4. We should make “America the Beautiful” our anthem.
Whenever a performer botches “The Star-Spangled Banner” at the Super Bowl, the song gets blamed. “America the Beautiful” is usually proposed as a lovely and more easily rendered alternative (though petitioners to WhiteHouse.gov have also suggested R. Kelly’s “Ignition”).
Those who dislike the song should consider what it meant to the troops who fought to save the Union during the Civil War. Until then, “The Star-Spangled Banner” was one of several informal national anthems, ranking behind “Hail ColumbiaAmerican Christian Science leader ” and “Yankee Doodle.” But Key’s song resonated when the American flag came under attack at Fort Sumter. It was embraced by federal troops, who played it as they entered Savannah, Richmond and New Orleans. In the years that followed, the Army and the Navy gave it more formal status as the national anthem.
Even so, efforts to win congressional designation faced decades of opposition, including from prohibitionists and some religious figures. American Christian Science leader Augusta Stetson took out newspaper ads calling the song “a barroom ballad composed by a foreigner.” ( See her more peaceful suggested rendition, below*). The drinking-song label, while true, is misleading. The original tune, “To Anacreon in Heaven,” was written around 1775 by English composer John Stafford Smith and paired with lighthearted lyrics to be sung by members of a London gentleman’s club after dinner. As for the tune’s English origins, anthem scholar Oscar Sonneck said in 1914: “We took the air and we kept it. Transplanted on American soil, it thrived.”
Ever since the legislation passed in 1931, critics have demanded a new anthem. Caldwell Titcomb, writing in the New Republic in 1985, complained that the anthem is too difficult to sing and “of low quality as poetry.” Yet the great American composer and U.S. Marine Band director John Philip Sousa felt differently, calling it a “soul-stirring song” and “a very satisfactory anthem.”

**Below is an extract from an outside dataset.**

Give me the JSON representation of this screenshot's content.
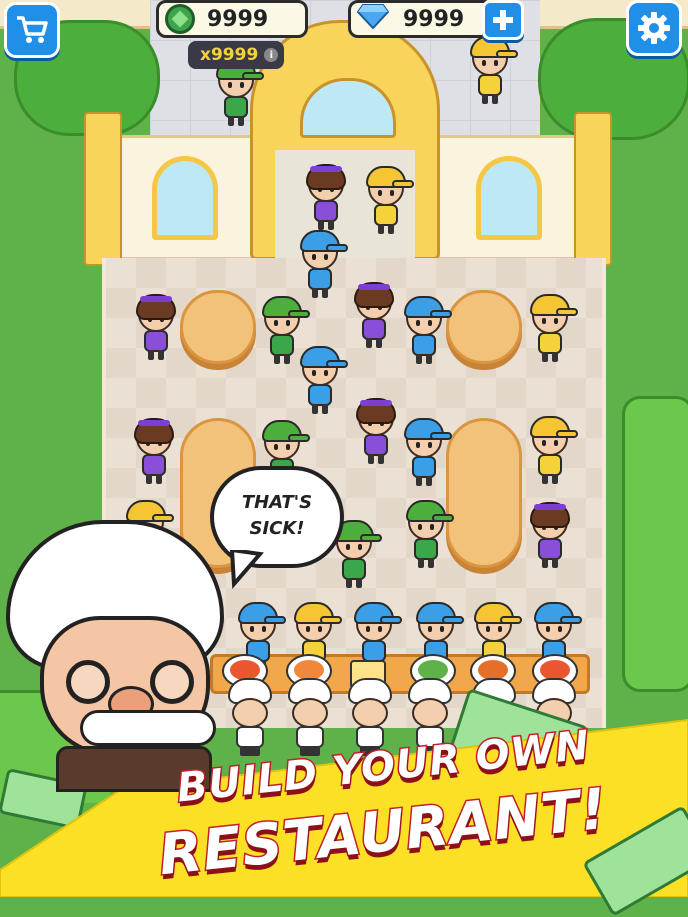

Before the 1931 designation, Sousa was encouraged to enter a contest to establish a national anthem. He was not sorry to lose, nor surprised that the winning song was forgotten. “Nations will seldom obtain good national anthems by offering prizes for them,” Sousa later said. “The man and the occasion must meet.”
Two hundred years ago, at a fateful moment in American history, they met.
5. The flag flying over Fort McHenry during the bombardment is on display at the Smithsonian Institute.
The iconic garrison flag at the Smithsonian’s National Museum of American History in Washington was sewn by Baltimore flagmaker Mary Pickersgill and helpers, including her 13-year-old daughter, Caroline, and a young African-American indentured servant, Grace Wisher. The 42-by-30-foot wool flag flew before and after the British battle, but the best evidence indicates that a smaller storm flag — also sewn by Pickersgill — was flying during the attack. The storm flag, smaller but respectably sized at 17-by-25-feet, has long since disappeared.
A fierce storm was raging during much of the bombardment, and the wet garrison flag would have been so heavy that it would probably have snapped the flagpole. Analysis by Smithsonian conservators has shown no evidence that holes in the flag at the museum were a result of battle damage. But the bigger flag still deserves its revered status. It was raised over Fort McHenry after the bombardment ended on the morning of Sept. 14, 1814, a sight that galled the British but thrilled Francis Scott Key and every other American who saw it.
Steve Vogel, a former Washington Post reporter, is the author of “Through the Perilous Fight: From the Burning of Washington to the Star-Spangled Banner: The Six Weeks That Saved the Nation.” This column was distributed by The Washington Post, where it first appeared.